§ What is being asked:
Every entry in the data that follows should come back exactly, pictures aside.

·····

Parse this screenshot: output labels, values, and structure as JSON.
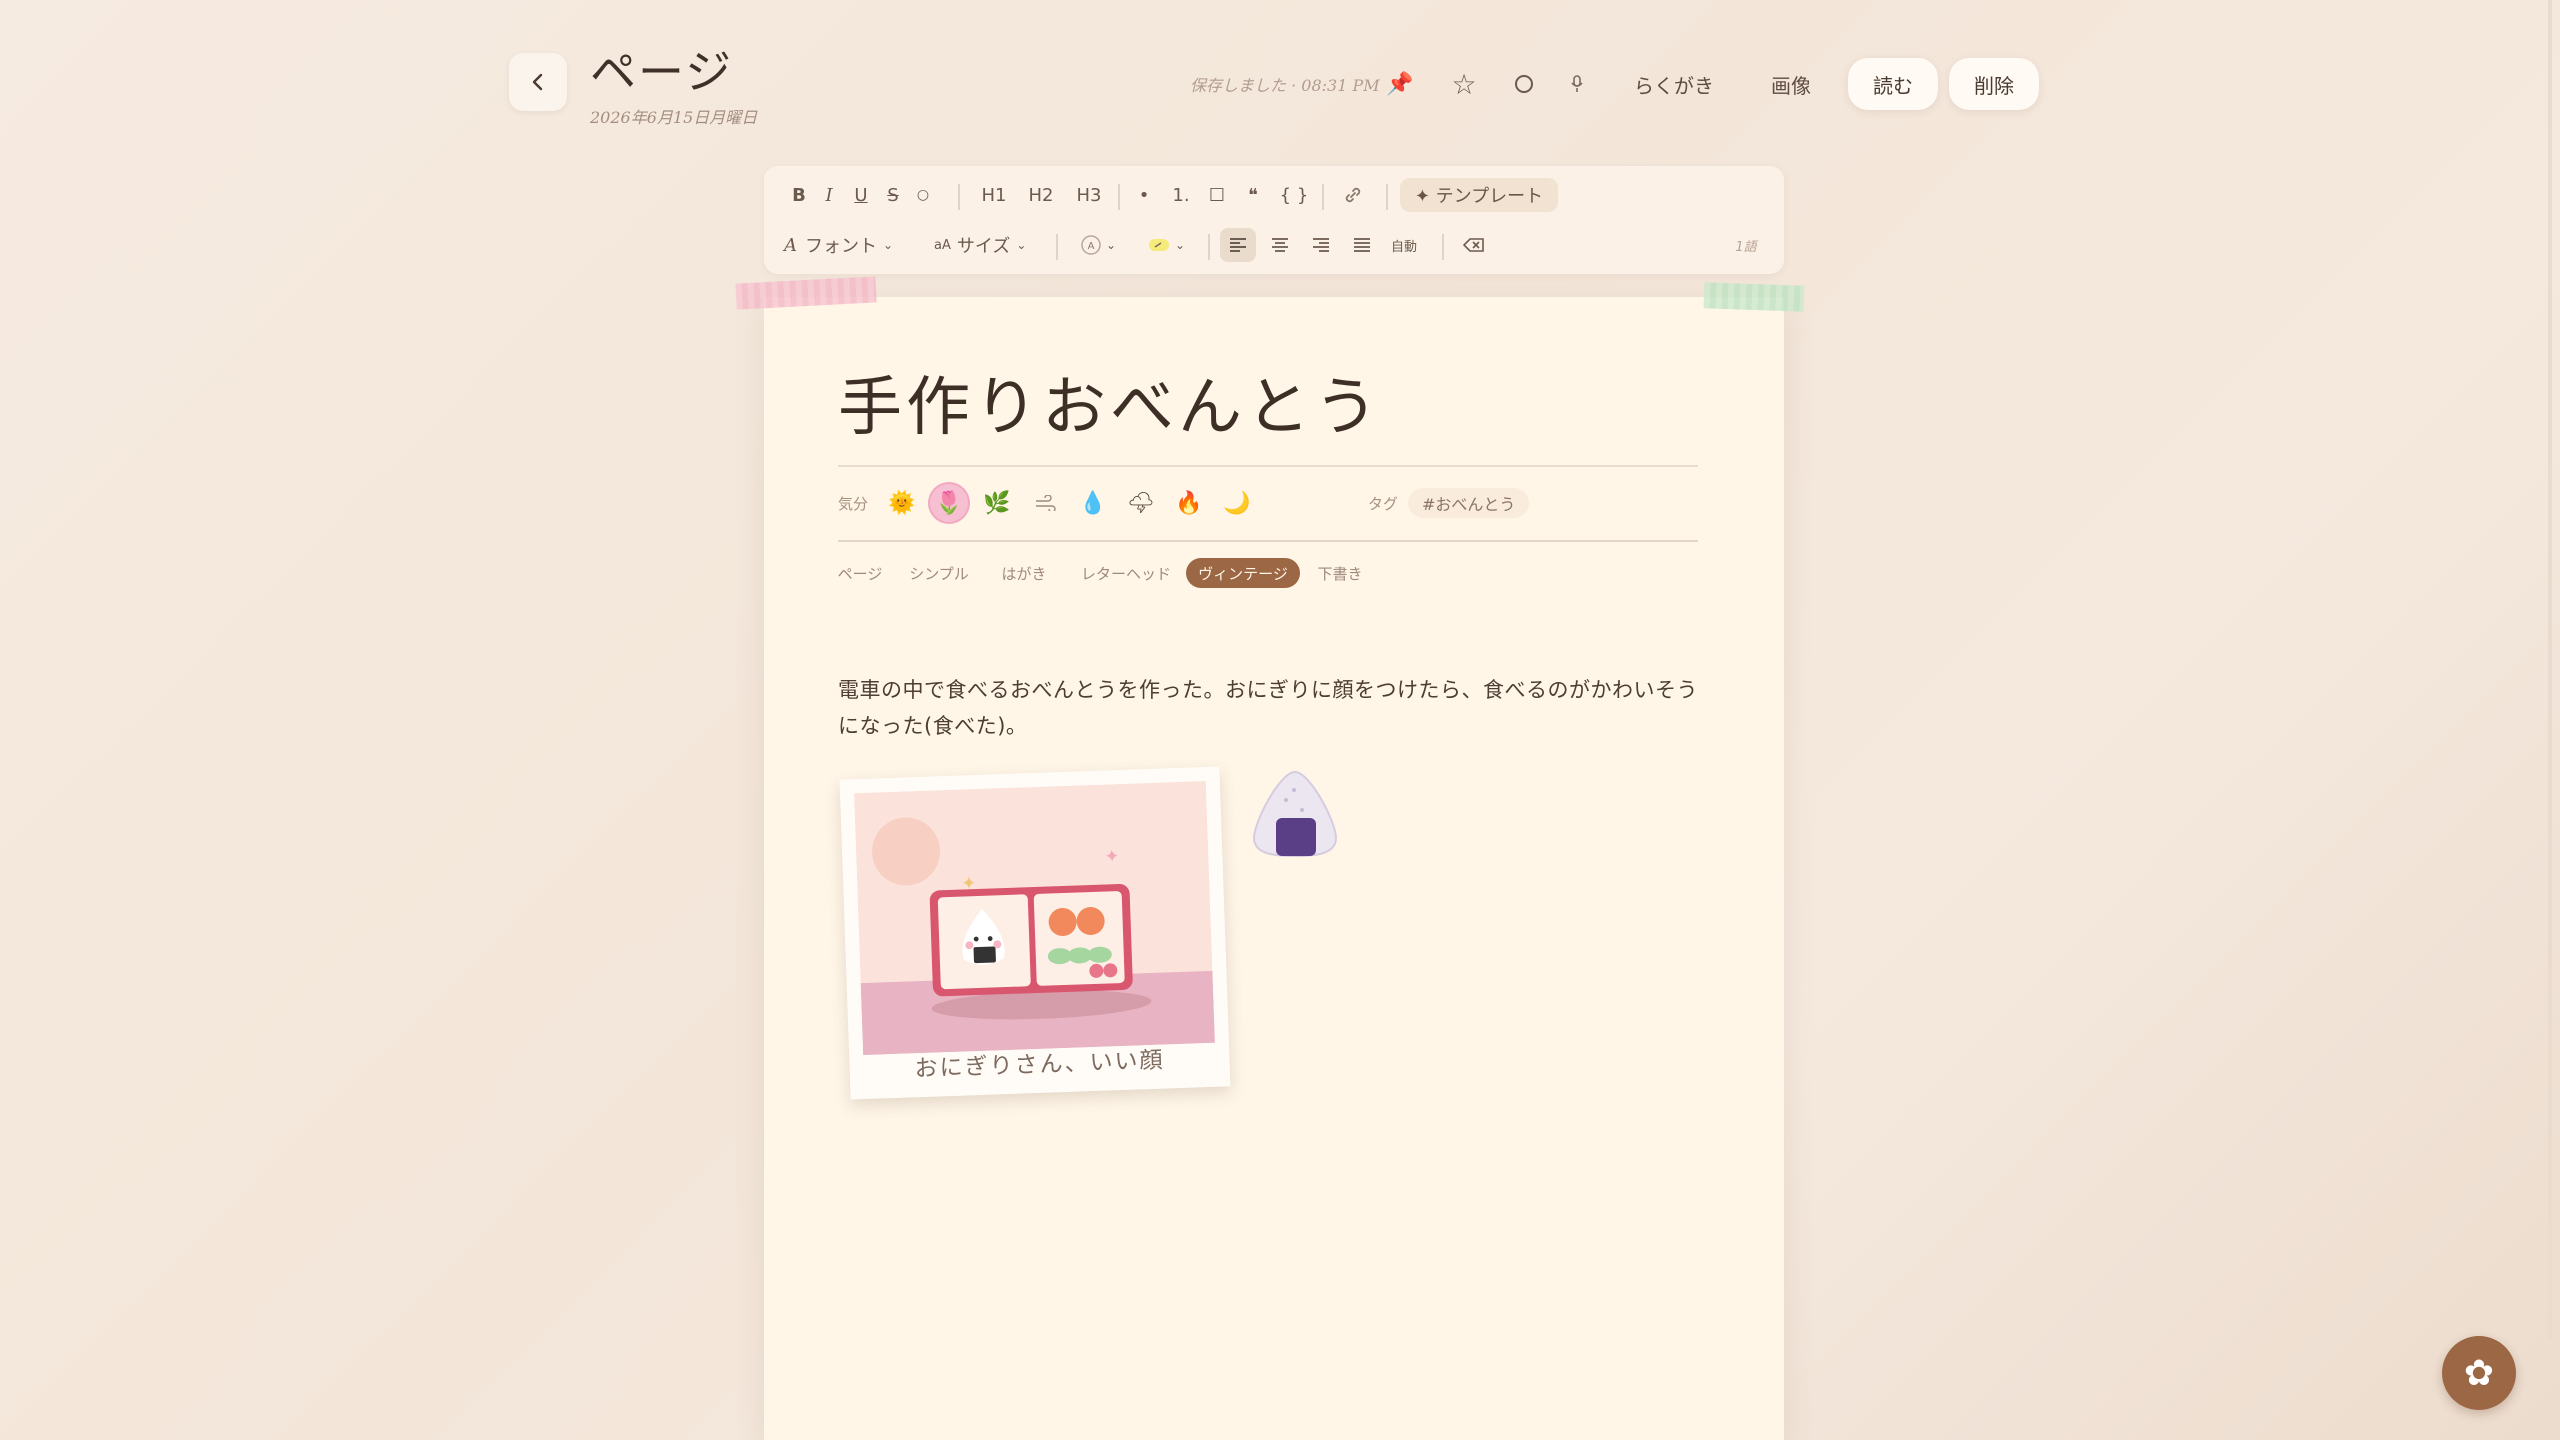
{
  "header": {
    "page_title": "ページ",
    "date": "2026年6月15日月曜日",
    "save_status": "保存しました · 08:31 PM",
    "scribble_label": "らくがき",
    "image_label": "画像",
    "read_label": "読む",
    "delete_label": "削除"
  },
  "toolbar": {
    "bold": "B",
    "italic": "I",
    "underline": "U",
    "strike": "S",
    "circle": "○",
    "h1": "H1",
    "h2": "H2",
    "h3": "H3",
    "bullet": "•",
    "numbered": "1.",
    "checkbox": "☐",
    "quote": "❝",
    "code": "{ }",
    "template": "✦ テンプレート",
    "font": "フォント",
    "size": "サイズ",
    "auto": "自動",
    "word_count": "1語"
  },
  "document": {
    "title": "手作りおべんとう",
    "mood_label": "気分",
    "tag_label": "タグ",
    "tag": "#おべんとう",
    "style_tabs": [
      "ページ",
      "シンプル",
      "はがき",
      "レターヘッド",
      "ヴィンテージ",
      "下書き"
    ],
    "active_style": "ヴィンテージ",
    "body": "電車の中で食べるおべんとうを作った。おにぎりに顔をつけたら、食べるのがかわいそうになった(食べた)。",
    "photo_caption": "おにぎりさん、いい顔"
  },
  "moods": [
    "sun",
    "flower",
    "leaf",
    "wind",
    "drop",
    "cloud",
    "fire",
    "moon"
  ],
  "colors": {
    "accent": "#9c6744",
    "paper": "#fff6e8",
    "background": "#f5e9de"
  }
}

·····

§ Answer to this task:
Parse this screenshot: output labels, values, and structure as JSON.
{
  "header": {
    "page_title": "ページ",
    "date": "2026年6月15日月曜日",
    "save_status": "保存しました · 08:31 PM",
    "scribble_label": "らくがき",
    "image_label": "画像",
    "read_label": "読む",
    "delete_label": "削除"
  },
  "toolbar": {
    "bold": "B",
    "italic": "I",
    "underline": "U",
    "strike": "S",
    "circle": "○",
    "h1": "H1",
    "h2": "H2",
    "h3": "H3",
    "bullet": "•",
    "numbered": "1.",
    "checkbox": "☐",
    "quote": "❝",
    "code": "{ }",
    "template": "✦ テンプレート",
    "font": "フォント",
    "size": "サイズ",
    "auto": "自動",
    "word_count": "1語"
  },
  "document": {
    "title": "手作りおべんとう",
    "mood_label": "気分",
    "tag_label": "タグ",
    "tag": "#おべんとう",
    "style_tabs": [
      "ページ",
      "シンプル",
      "はがき",
      "レターヘッド",
      "ヴィンテージ",
      "下書き"
    ],
    "active_style": "ヴィンテージ",
    "body": "電車の中で食べるおべんとうを作った。おにぎりに顔をつけたら、食べるのがかわいそうになった(食べた)。",
    "photo_caption": "おにぎりさん、いい顔"
  },
  "moods": [
    "sun",
    "flower",
    "leaf",
    "wind",
    "drop",
    "cloud",
    "fire",
    "moon"
  ],
  "colors": {
    "accent": "#9c6744",
    "paper": "#fff6e8",
    "background": "#f5e9de"
  }
}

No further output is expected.